“This could avert a slowdown in China, and any stimulus that helps growth somewhere should help growth globally,” said Jack Ablin, chief investment officer at BMO Private Bank in Chicago.
MSCI's all-country world index .MIWD00000PUS rose 0.7 percent, and the FTSE Eurofirst 300 index .FTEU3 of regional European shares was up 0.7 percent at 1331.67 points for a fourth straight day of gains.
In U.S. Treasuries, yields on intermediate-dated notes neared two-month highs. Analysts and traders expected such debt to continue underperforming longer-term bonds after Federal Reserve Chair Janet Yellen’s indication last week that U.S. interest rates could be hiked by spring 2015.
The benchmark 10-year U.S. Treasury note was down 13/32, its yield at 2.719 percent.
Spanish, Italian, Portuguese and Irish bond yields fell to historical lows as an unexpected drop in Spanish inflation bolstered expectations the European Central Bank could ease monetary policy further.
Data showed that Spanish consumer prices fell 0.2 percent year-on-year in March, compared with a previous reading of 0.0 percent and a Reuters poll forecast of a 0.1 percent rise.
Italy’s cost of borrowing over 10 years fell to its lowest level since October 2005 at a Friday auction.
That led to expectations that inflation for the whole euro zone could fall below the 0.6 percent Reuters consensus; the data is due on Monday. The ECB’s target is just below 2.0 percent.
The euro fell to a three-week low against the dollar, with investors mindful of strong rhetoric from ECB officials about the currency’s recent strength, but the euro later recovered on uncertainty over whether the bank will take action.
The euro has sagged since suggestions of more ECB action this week from Germany - whose policymakers have in the past repeatedly voiced concerns about unorthodox monetary easing.
The single currency was slightly higher at $1.3754, having dipped to $1.3707 earlier.
The U.S. dollar rose 0.7 percent against the yen, to 102.82 yen, buoyed in part by expectations that the Federal Reserve may start to tighten policy in the early part of next year.
Brent oil settled flat on the day and up 1 percent on the week, at $108.07 a barrel. U.S. crude finished at $101.67 a barrel, up 0.4 percent for the session and 2.2 percent higher on the week.

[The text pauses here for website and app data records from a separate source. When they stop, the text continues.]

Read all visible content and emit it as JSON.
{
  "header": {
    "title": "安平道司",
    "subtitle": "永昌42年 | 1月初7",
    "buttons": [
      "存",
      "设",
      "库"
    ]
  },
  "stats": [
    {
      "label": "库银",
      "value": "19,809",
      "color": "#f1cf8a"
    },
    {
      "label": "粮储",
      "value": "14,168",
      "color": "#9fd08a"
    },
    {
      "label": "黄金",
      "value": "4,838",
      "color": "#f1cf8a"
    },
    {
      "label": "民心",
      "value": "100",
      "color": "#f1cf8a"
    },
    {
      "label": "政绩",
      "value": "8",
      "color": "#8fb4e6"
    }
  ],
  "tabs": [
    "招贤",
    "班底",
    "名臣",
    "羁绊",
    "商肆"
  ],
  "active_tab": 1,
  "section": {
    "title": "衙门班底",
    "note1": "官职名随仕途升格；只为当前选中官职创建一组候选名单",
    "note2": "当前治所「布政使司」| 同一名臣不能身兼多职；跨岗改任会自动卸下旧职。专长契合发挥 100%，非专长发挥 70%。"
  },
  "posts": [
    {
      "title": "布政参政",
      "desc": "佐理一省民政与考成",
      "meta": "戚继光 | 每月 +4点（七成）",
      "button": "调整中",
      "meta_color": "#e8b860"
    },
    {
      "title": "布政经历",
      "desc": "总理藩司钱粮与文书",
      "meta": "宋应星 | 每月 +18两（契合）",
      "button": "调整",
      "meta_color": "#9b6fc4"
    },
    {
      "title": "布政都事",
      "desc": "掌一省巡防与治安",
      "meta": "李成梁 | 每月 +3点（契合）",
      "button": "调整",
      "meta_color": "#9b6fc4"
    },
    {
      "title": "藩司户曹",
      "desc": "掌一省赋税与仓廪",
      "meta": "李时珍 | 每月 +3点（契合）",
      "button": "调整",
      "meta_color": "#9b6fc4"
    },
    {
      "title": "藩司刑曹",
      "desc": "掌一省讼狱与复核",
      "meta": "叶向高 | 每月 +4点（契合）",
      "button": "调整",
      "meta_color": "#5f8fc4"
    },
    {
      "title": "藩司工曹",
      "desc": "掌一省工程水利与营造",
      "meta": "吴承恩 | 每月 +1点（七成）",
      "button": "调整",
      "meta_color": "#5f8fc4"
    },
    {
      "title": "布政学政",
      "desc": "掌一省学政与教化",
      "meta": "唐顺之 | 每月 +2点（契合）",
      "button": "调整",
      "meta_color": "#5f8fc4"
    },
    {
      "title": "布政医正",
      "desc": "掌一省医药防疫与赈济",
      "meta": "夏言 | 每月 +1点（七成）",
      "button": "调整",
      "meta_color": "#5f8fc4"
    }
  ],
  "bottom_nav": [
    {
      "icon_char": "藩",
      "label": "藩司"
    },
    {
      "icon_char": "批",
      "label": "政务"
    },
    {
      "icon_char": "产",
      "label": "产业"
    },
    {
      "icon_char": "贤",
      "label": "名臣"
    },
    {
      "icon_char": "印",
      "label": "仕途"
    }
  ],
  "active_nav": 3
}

The spot price of gold was up 0.1 percent on the day at $1,292.96 an ounce. For the week, though, it was down 3 percent.
Reporting by Herbert Lash and Barani Krishnan; Additional reporting by Jamie McGeever in London; Editing by Chris Reese and Leslie Adler